First, Pickens says we should use natural gas to power our cars and trucks. Second, we should use wind farms to generate the electricity we now make by burning natural gas in power plants. The second action will free up the fuel we’ll need to run our cars and trucks. Problems solved!
Pickens is not a man troubled with details and parts of his vision are sketchy – as he freely admits. But he makes some good points.
It’s not difficult to run cars and trucks on natural gas. Some taxis in Seattle run on natural gas, and most of the buses in Los Angeles are powered by it. If you’ve had a van ride at an airport with a company called SuperShuttle, you and your luggage have been ferried around by natural gas.
One version of the Honda Civic is manufactured to run on natural gas, and those vehicles are now being snapped up by economy-minded drivers in the U.S. In some places in the country, natural gas costs only about a quarter of the price of gasoline!
In Utah a number of people have started to get serious about running vehicles on natural gas. The governor has converted his SUV to run on it. (Cautionary note: Utah has unusually cheap natural gas. But even here in the Northwest, natural gas costs a good bit less than the equivalent amount of gasoline.)

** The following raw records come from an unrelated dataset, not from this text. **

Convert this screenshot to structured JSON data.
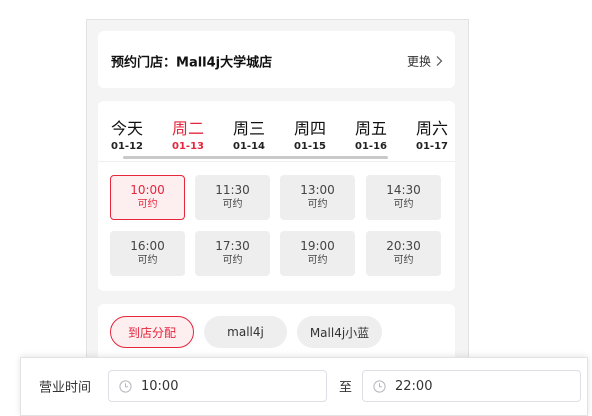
{
  "store": {
    "label": "预约门店：",
    "name": "Mall4j大学城店",
    "change_label": "更换"
  },
  "date_tabs": [
    {
      "day": "今天",
      "date": "01-12",
      "active": false
    },
    {
      "day": "周二",
      "date": "01-13",
      "active": true
    },
    {
      "day": "周三",
      "date": "01-14",
      "active": false
    },
    {
      "day": "周四",
      "date": "01-15",
      "active": false
    },
    {
      "day": "周五",
      "date": "01-16",
      "active": false
    },
    {
      "day": "周六",
      "date": "01-17",
      "active": false
    }
  ],
  "time_slots": [
    {
      "time": "10:00",
      "status": "可约",
      "selected": true
    },
    {
      "time": "11:30",
      "status": "可约",
      "selected": false
    },
    {
      "time": "13:00",
      "status": "可约",
      "selected": false
    },
    {
      "time": "14:30",
      "status": "可约",
      "selected": false
    },
    {
      "time": "16:00",
      "status": "可约",
      "selected": false
    },
    {
      "time": "17:30",
      "status": "可约",
      "selected": false
    },
    {
      "time": "19:00",
      "status": "可约",
      "selected": false
    },
    {
      "time": "20:30",
      "status": "可约",
      "selected": false
    }
  ],
  "staff_options": [
    {
      "label": "到店分配",
      "selected": true
    },
    {
      "label": "mall4j",
      "selected": false
    },
    {
      "label": "Mall4j小蓝",
      "selected": false
    }
  ],
  "business_hours": {
    "label": "营业时间",
    "start": "10:00",
    "separator": "至",
    "end": "22:00"
  },
  "colors": {
    "accent": "#e5263d",
    "selected_bg": "#fdeef0",
    "slot_bg": "#eeeeee",
    "page_bg": "#f4f4f4"
  },
  "icons": {
    "change": "chevron-right-icon",
    "time_input": "clock-icon"
  }
}
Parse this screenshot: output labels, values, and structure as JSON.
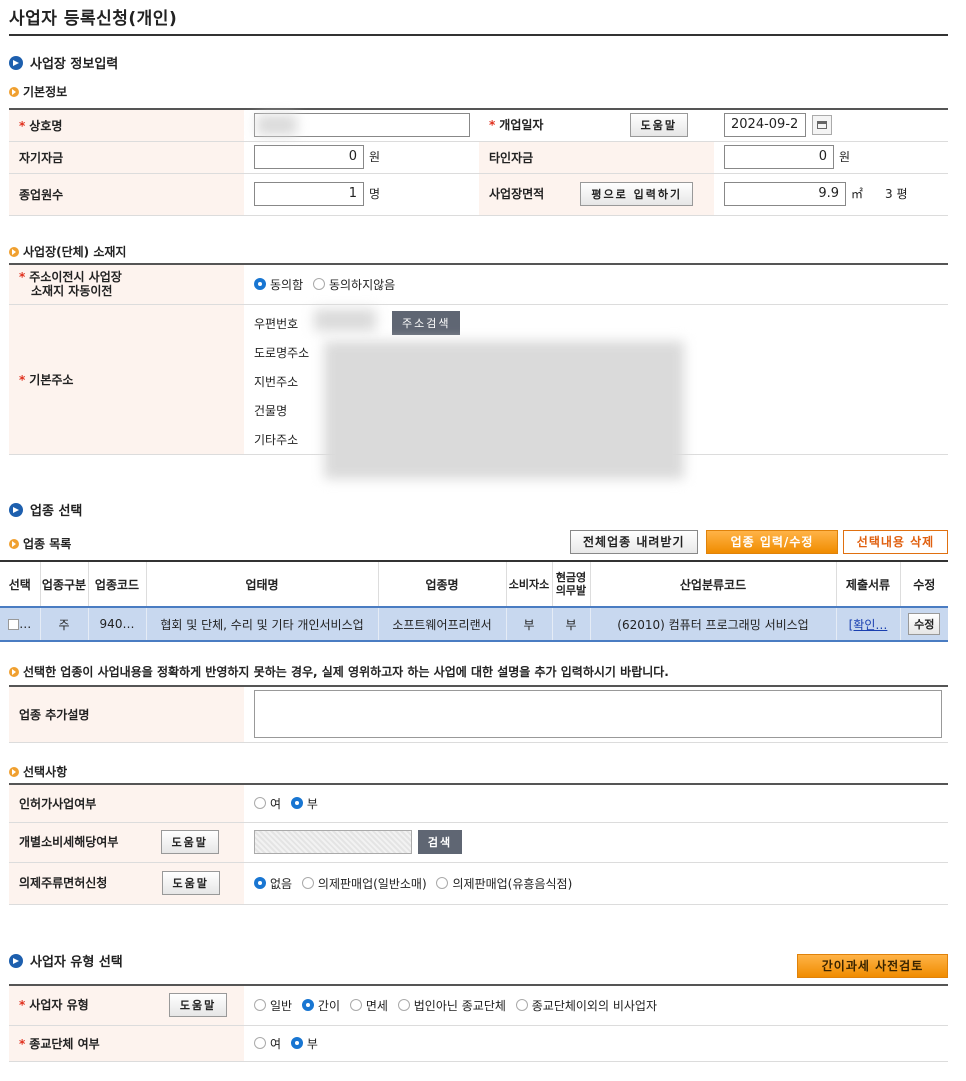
{
  "page_title": "사업자 등록신청(개인)",
  "biz_info": {
    "section_title": "사업장 정보입력",
    "basic_title": "기본정보",
    "trade_name_label": "상호명",
    "open_date_label": "개업일자",
    "open_date_help": "도움말",
    "open_date_value": "2024-09-2",
    "own_capital_label": "자기자금",
    "own_capital_value": "0",
    "other_capital_label": "타인자금",
    "other_capital_value": "0",
    "won_unit": "원",
    "employees_label": "종업원수",
    "employees_value": "1",
    "person_unit": "명",
    "area_label": "사업장면적",
    "area_pyeong_btn": "평으로 입력하기",
    "area_value": "9.9",
    "area_unit": "㎡",
    "area_pyeong": "3 평"
  },
  "address": {
    "title": "사업장(단체) 소재지",
    "auto_move_label_1": "주소이전시 사업장",
    "auto_move_label_2": "소재지 자동이전",
    "agree": "동의함",
    "disagree": "동의하지않음",
    "base_label": "기본주소",
    "postal": "우편번호",
    "search_btn": "주소검색",
    "road": "도로명주소",
    "lot": "지번주소",
    "building": "건물명",
    "etc": "기타주소"
  },
  "industry": {
    "section_title": "업종 선택",
    "list_title": "업종 목록",
    "download_btn": "전체업종 내려받기",
    "edit_btn": "업종 입력/수정",
    "delete_btn": "선택내용 삭제",
    "headers": [
      "선택",
      "업종구분",
      "업종코드",
      "업태명",
      "업종명",
      "소비자소",
      "현금영\n의무발",
      "산업분류코드",
      "제출서류",
      "수정"
    ],
    "row": {
      "type": "주",
      "code": "940…",
      "biz_type": "협회 및 단체, 수리 및 기타 개인서비스업",
      "item": "소프트웨어프리랜서",
      "consumer": "부",
      "cash": "부",
      "class_code": "(62010) 컴퓨터 프로그래밍 서비스업",
      "docs": "[확인…",
      "edit": "수정"
    },
    "notice": "선택한 업종이 사업내용을 정확하게 반영하지 못하는 경우, 실제 영위하고자 하는 사업에 대한 설명을 추가 입력하시기 바랍니다.",
    "extra_label": "업종 추가설명"
  },
  "options": {
    "title": "선택사항",
    "permit_label": "인허가사업여부",
    "yes": "여",
    "no": "부",
    "excise_label": "개별소비세해당여부",
    "help": "도움말",
    "search": "검색",
    "liquor_label": "의제주류면허신청",
    "none": "없음",
    "liquor_opt1": "의제판매업(일반소매)",
    "liquor_opt2": "의제판매업(유흥음식점)"
  },
  "biz_type": {
    "section_title": "사업자 유형 선택",
    "precheck_btn": "간이과세 사전검토",
    "type_label": "사업자 유형",
    "help": "도움말",
    "general": "일반",
    "simple": "간이",
    "exempt": "면세",
    "religious_nonprofit": "법인아닌 종교단체",
    "other_nonbiz": "종교단체이외의 비사업자",
    "religious_label": "종교단체 여부",
    "yes": "여",
    "no": "부"
  }
}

By the way, burning natural gas is a heck of a lot cleaner than burning gasoline or diesel. Urban smog would be greatly reduced if many Americans switched to cars powered by natural gas. What’s not to like?
Pickens thinks we’ll have a great deal more natural gas in the future as geologists learn to exploit a certain type of shale we’ve previously overlooked. I’m less sure than Pickens that we are awash in natural gas, but we Americans certainly have more of it than we do petroleum.
But before you put yourself on a waiting list with Honda or convert your present car to run on natural gas – which costs about $12,000 – you need to think through some details.
Pickens is building natural gas refueling stations as rapidly as he can, but there are still none available throughout much of the Northwest.
You can, however, buy a small device that uses natural gas from a standard home line and compresses it to fill the tank of a vehicle. The refueling takes some time, but commuters could fill up as they sleep, with the clear reward of driving to work in the morning with vastly lower fuel costs.
An astute consumer may ask, what are the odds that natural gas prices will soon reach the price of gasoline?
Pickens writes, “Natural gas will always be cheaper than gasoline or diesel. I’ll bet my ass on this one.”
I don’t know that he’s surely right about that, but this geologist would hate to bet against Boone on anything relating to energy prices in the future.
The second part of the Pickens national plan is to develop thousands of wind farms to generate electricity – which will be needed if we move a lot of natural gas into transportation and thus come up 20 percent short on electricity.
Again, Pickens thinks big. He sees wind farms from Texas through the plains to Canada. He’s plowing hundreds of millions into wind-farm leases and wants to greatly expand the work. He demands that Congress take action now to make transmission lines from the Great Plains to our metropolitan areas.
Wind power is Pickens’ biggest gamble ever, and he says it’s his very best one.
Whether you agree with everything Pickens envisions or not, his current campaign is surely impressive work for an 80-year old.
Geologists age well. Thank goodness.